I apologize for going off on a half-baked rant at Ubuntu. Ubuntu is not perfect, but these kinds of flames generate more heat than light. I know better, and I’m sorry.
What I wish I had done was post something like this:
“Here’s an Ubuntu bug that seems to highlight everything that frustrates users who are not coders. It seems straightforward and simple, and yet the response is discouraging. What’s going on here?”
There were a number of informative responses to my flamey blog post which did clear up a number of questions. The most interesting bit was that the person who originally triaged the bug had actually posted a helpful, positive reply. But it took some translating to understand that. How did there get to be such a gap between programmers and end users? We all grew up in human families who were mostly not geeks, but ordinary people who talked normally. So it seems we should be able to converse on a common level.

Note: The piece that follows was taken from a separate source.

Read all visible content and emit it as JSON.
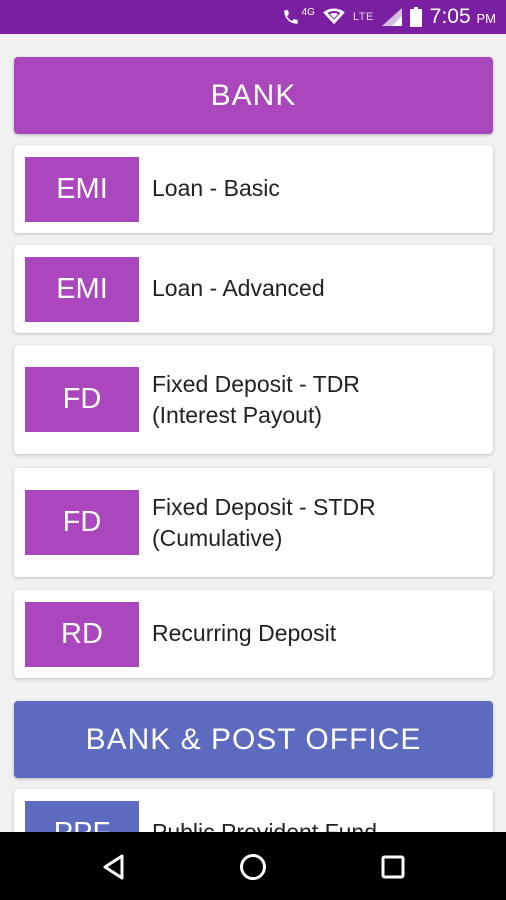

We all understand that most FOSS developers work hard and many do a lot of unpaid, inadequately recognized work. We have gigabytes of great Free/free software to use and enjoy, so we don’t want to seem curmudgeonly and ungrateful. We want to do our bit to help out, so we help other users in forums and mailing lists, we financially support projects when we can- and we file bug reports. “Many eyes make all bugs shallow.”
But the response to bug reports, more often than not, is discouraging. It might get a curt reply, or a jargon-y incomprehensible reply, or ignored entirely, or worded in such a way that it feels like a flame but it’s hard to tell, or definitely flamed. Occasionally it gets accepted, and sooner or later fixed. I can recall more than one that were small typos in configuration files, and they were not accepted or fixed. So it takes a hardy soul to file a bug report at all, and then we’re wondering was it worth it? Should we even bother? And the developers always claim it’s very complicated and hard, and that nothing is ever simple, and you can’t just fix things even though when we make these fixes on our own systems nothing awful happens.

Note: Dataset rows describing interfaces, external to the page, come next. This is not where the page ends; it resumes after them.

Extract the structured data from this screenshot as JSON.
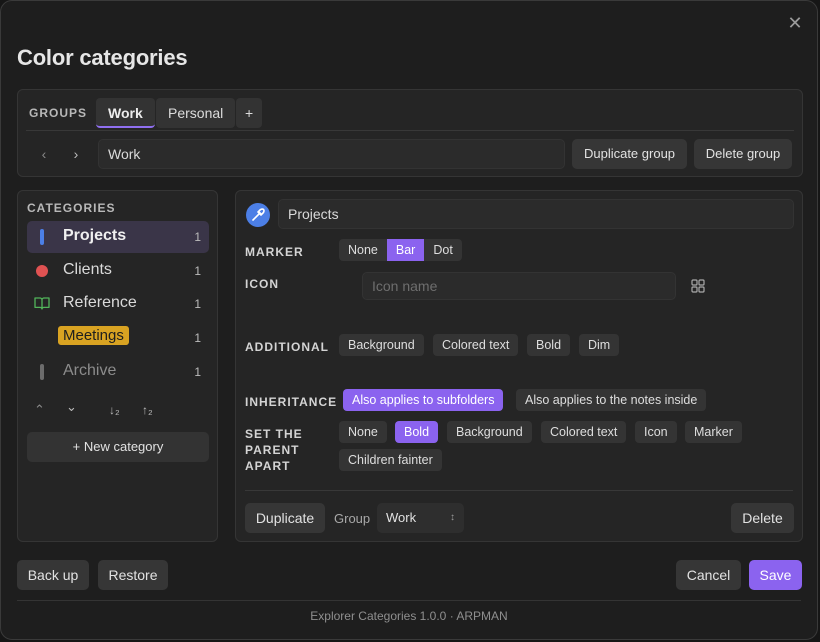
{
  "dialog": {
    "title": "Color categories",
    "close_glyph": "✕"
  },
  "groups": {
    "label": "GROUPS",
    "tabs": [
      {
        "label": "Work",
        "active": true
      },
      {
        "label": "Personal",
        "active": false
      }
    ],
    "add_label": "+",
    "current_name": "Work",
    "duplicate_label": "Duplicate group",
    "delete_label": "Delete group"
  },
  "categories": {
    "label": "CATEGORIES",
    "items": [
      {
        "name": "Projects",
        "count": "1",
        "marker": "bar",
        "color": "#4c7fe6"
      },
      {
        "name": "Clients",
        "count": "1",
        "marker": "dot",
        "color": "#e05252"
      },
      {
        "name": "Reference",
        "count": "1",
        "marker": "book-icon",
        "color": "#52b55a"
      },
      {
        "name": "Meetings",
        "count": "1",
        "marker": "none",
        "color": "#d9a322"
      },
      {
        "name": "Archive",
        "count": "1",
        "marker": "bar",
        "color": "#777777"
      }
    ],
    "new_label": "+ New category"
  },
  "editor": {
    "category_name": "Projects",
    "marker": {
      "label": "MARKER",
      "options": [
        "None",
        "Bar",
        "Dot"
      ],
      "selected": "Bar"
    },
    "icon": {
      "label": "ICON",
      "placeholder": "Icon name"
    },
    "additional": {
      "label": "ADDITIONAL",
      "options": [
        "Background",
        "Colored text",
        "Bold",
        "Dim"
      ]
    },
    "inheritance": {
      "label": "INHERITANCE",
      "options": [
        "Also applies to subfolders",
        "Also applies to the notes inside"
      ],
      "selected": "Also applies to subfolders"
    },
    "parent_apart": {
      "label": "SET THE PARENT APART",
      "options": [
        "None",
        "Bold",
        "Background",
        "Colored text",
        "Icon",
        "Marker",
        "Children fainter"
      ],
      "selected": "Bold"
    },
    "duplicate_label": "Duplicate",
    "group_label": "Group",
    "group_value": "Work",
    "delete_label": "Delete"
  },
  "actions": {
    "backup": "Back up",
    "restore": "Restore",
    "cancel": "Cancel",
    "save": "Save"
  },
  "footer": "Explorer Categories 1.0.0 · ARPMAN"
}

Ubuntu is a special case for two reasons: the Canonical hype machine never sleeps, and and Ubuntu pulls packages from as far upstream as Debian Experimental. Which, to my way of thinking, is just begging for a record number of problems, user complaints, and bug reports. It’s on a six-month release cycle, which compounds the pressure. So if you believe the hype, you expect that they can do all this, and create stable, functional, virtually trouble-free bleeding edge releases. And, Ubuntu is one big happy family and everyone is welcome and all are welcome to contribute, and it’s all peas and luv.
I’m not saying I believe all this, though I still leave a cigar and brandy out for Santa Claus on Christmas Eve. But certainly the tireless hype machine raises these expectations.
So it boils down to two questions: are bug reports from users really welcomed or not? If yes, then what can we do to improve the experience for everyone? One thought I had was to have “Is This A Bug?” user forums. Then anyone who isn’t sure and wants some help figuring it out has a place to go. Because here’s how it looks from userland:
-Foo doesn’t work, and it emits a weird error message that sheds no light
-Is it my fault because I’m making a mistake?
-Maybe there’s a weird hardware problem? Sound and video are notorious for being mysterious PITAs.
-I search the bugtracker thingy, and it appears it’s not reported
-I search the user lists, and other people have the same problem, but no one knows how to fix it
-I’m pretty sure it’s a bug, but if I file a bug report I might get yelled at for doing it wrong, or nothing at all will happen
So that’s what I wish I had said. Again, my apologies for ranting.